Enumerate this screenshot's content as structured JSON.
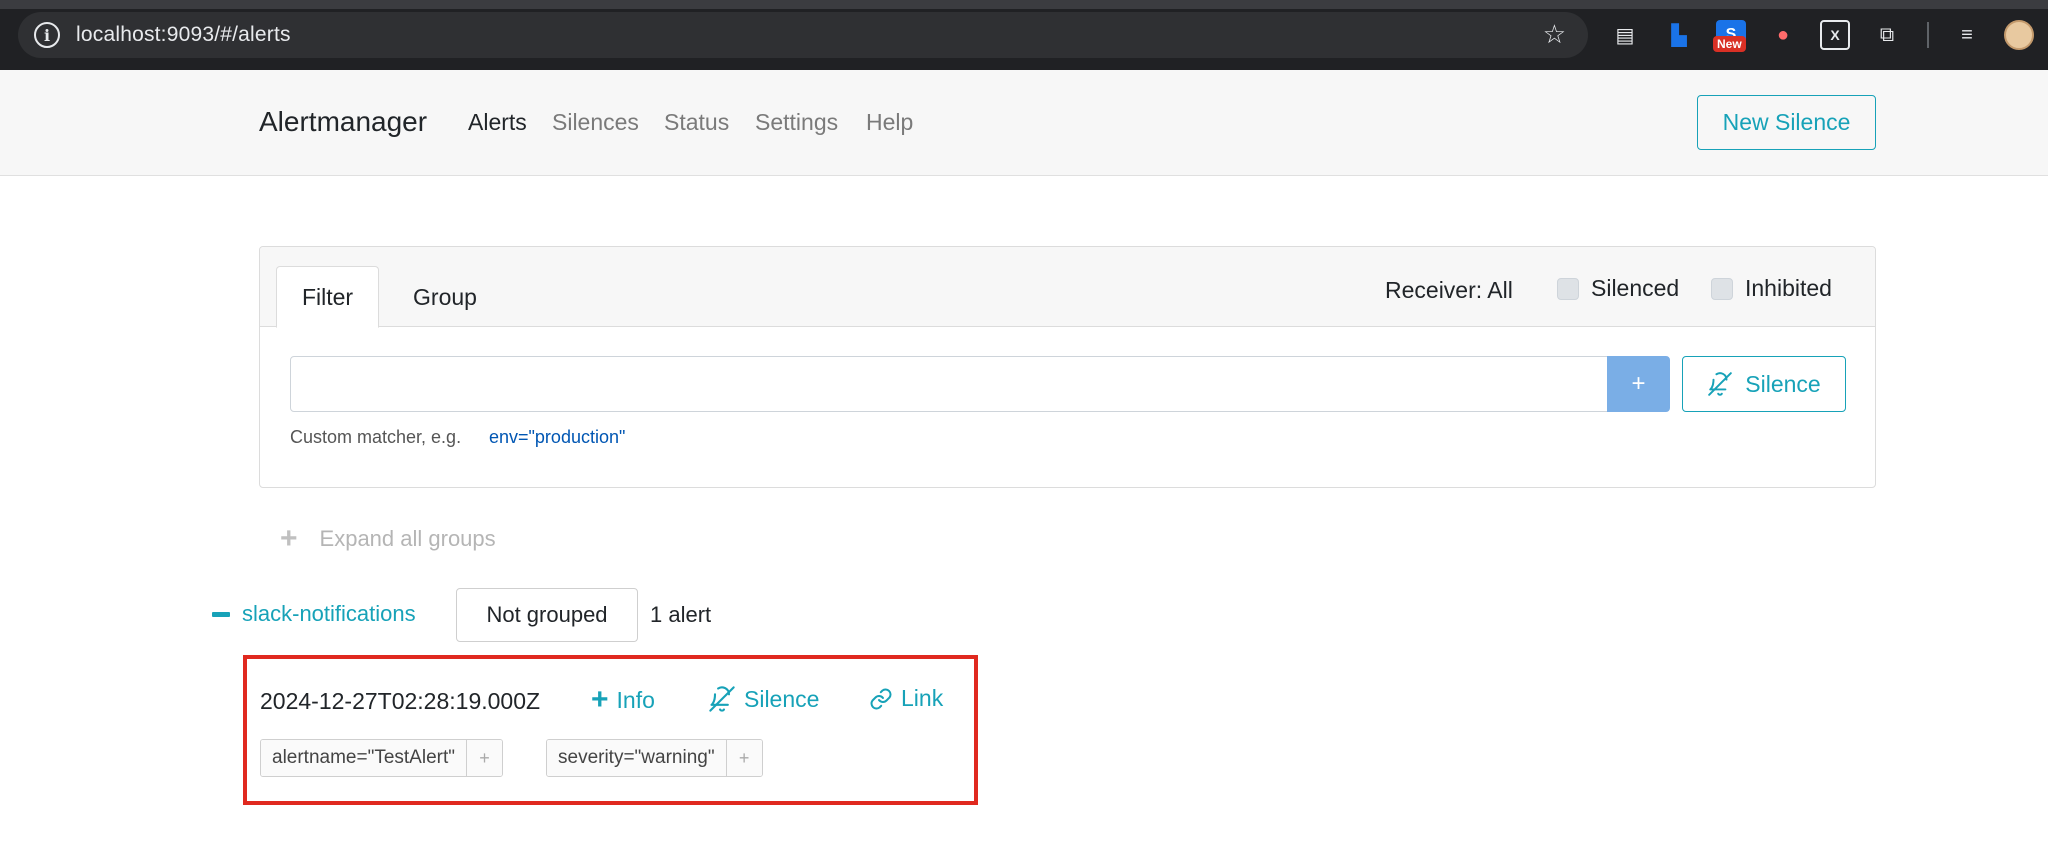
{
  "browser": {
    "url": "localhost:9093/#/alerts",
    "new_badge": "New"
  },
  "navbar": {
    "brand": "Alertmanager",
    "links": [
      "Alerts",
      "Silences",
      "Status",
      "Settings",
      "Help"
    ],
    "active": "Alerts",
    "new_silence_label": "New Silence"
  },
  "filter": {
    "tabs": [
      "Filter",
      "Group"
    ],
    "active_tab": "Filter",
    "receiver_label": "Receiver: All",
    "silenced_label": "Silenced",
    "silenced_checked": false,
    "inhibited_label": "Inhibited",
    "inhibited_checked": false,
    "input_value": "",
    "add_label": "+",
    "silence_label": "Silence",
    "helper_text": "Custom matcher, e.g.",
    "helper_example": "env=\"production\""
  },
  "expand_all_label": "Expand all groups",
  "group": {
    "name": "slack-notifications",
    "grouping": "Not grouped",
    "count_label": "1 alert"
  },
  "alert": {
    "timestamp": "2024-12-27T02:28:19.000Z",
    "info_label": "Info",
    "silence_label": "Silence",
    "link_label": "Link",
    "labels": [
      "alertname=\"TestAlert\"",
      "severity=\"warning\""
    ],
    "highlight_color": "#e0291f"
  },
  "colors": {
    "accent": "#17a2b8",
    "add_button": "#7aaee6"
  },
  "icons": {
    "info": "info-icon",
    "star": "bookmark-star-icon",
    "bell_off": "bell-slash-icon",
    "link": "link-icon",
    "plus": "plus-icon",
    "minus": "minus-icon"
  }
}
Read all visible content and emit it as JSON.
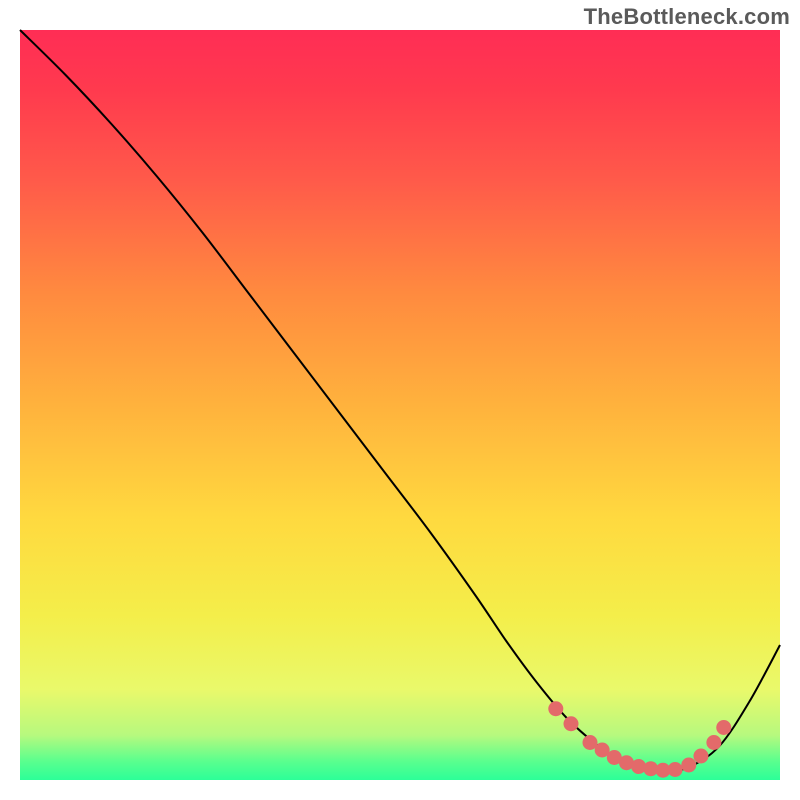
{
  "watermark": "TheBottleneck.com",
  "plot": {
    "margin_left": 20,
    "margin_right": 20,
    "margin_top": 30,
    "margin_bottom": 20,
    "gradient_stops": [
      {
        "offset": 0.0,
        "color": "#ff2d55"
      },
      {
        "offset": 0.08,
        "color": "#ff3a4e"
      },
      {
        "offset": 0.2,
        "color": "#ff5a4a"
      },
      {
        "offset": 0.35,
        "color": "#ff8a3f"
      },
      {
        "offset": 0.5,
        "color": "#ffb23d"
      },
      {
        "offset": 0.65,
        "color": "#ffd93f"
      },
      {
        "offset": 0.78,
        "color": "#f4ee4a"
      },
      {
        "offset": 0.88,
        "color": "#e9f96b"
      },
      {
        "offset": 0.94,
        "color": "#b7f97e"
      },
      {
        "offset": 0.975,
        "color": "#5aff8e"
      },
      {
        "offset": 1.0,
        "color": "#2cff98"
      }
    ]
  },
  "chart_data": {
    "type": "line",
    "title": "",
    "xlabel": "",
    "ylabel": "",
    "xlim": [
      0,
      100
    ],
    "ylim": [
      0,
      100
    ],
    "series": [
      {
        "name": "bottleneck-curve",
        "x": [
          0,
          6,
          12,
          18,
          24,
          30,
          36,
          42,
          48,
          54,
          60,
          64,
          68,
          72,
          76,
          79,
          82,
          85,
          88,
          92,
          96,
          100
        ],
        "y": [
          100,
          94,
          87.5,
          80.5,
          73,
          65,
          57,
          49,
          41,
          33,
          24.5,
          18.5,
          13,
          8.2,
          4.6,
          2.5,
          1.4,
          1.2,
          1.7,
          4.5,
          10.5,
          18
        ]
      }
    ],
    "optimal_range": {
      "color": "#e36a6a",
      "dot_radius_px": 7.5,
      "points": [
        {
          "x": 70.5,
          "y": 9.5
        },
        {
          "x": 72.5,
          "y": 7.5
        },
        {
          "x": 75.0,
          "y": 5.0
        },
        {
          "x": 76.6,
          "y": 4.0
        },
        {
          "x": 78.2,
          "y": 3.0
        },
        {
          "x": 79.8,
          "y": 2.3
        },
        {
          "x": 81.4,
          "y": 1.8
        },
        {
          "x": 83.0,
          "y": 1.5
        },
        {
          "x": 84.6,
          "y": 1.3
        },
        {
          "x": 86.2,
          "y": 1.4
        },
        {
          "x": 88.0,
          "y": 2.0
        },
        {
          "x": 89.6,
          "y": 3.2
        },
        {
          "x": 91.3,
          "y": 5.0
        },
        {
          "x": 92.6,
          "y": 7.0
        }
      ]
    }
  }
}
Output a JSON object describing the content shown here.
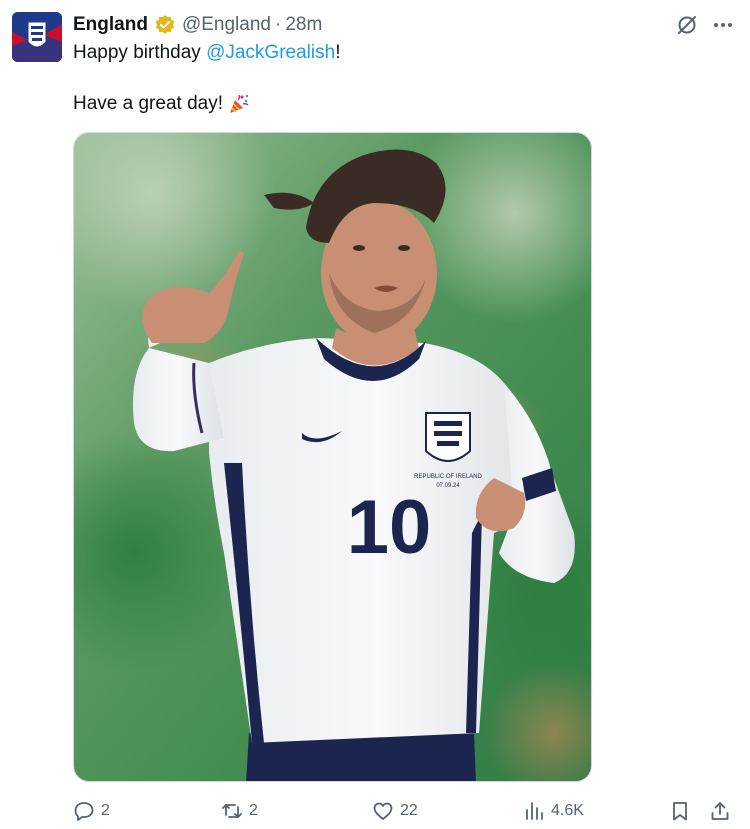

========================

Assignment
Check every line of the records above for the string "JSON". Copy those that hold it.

Answer for the task
Enumerate this screenshot's content as structured JSON.
Read all visible content and emit it as JSON.
Output a JSON object describing the content shown here.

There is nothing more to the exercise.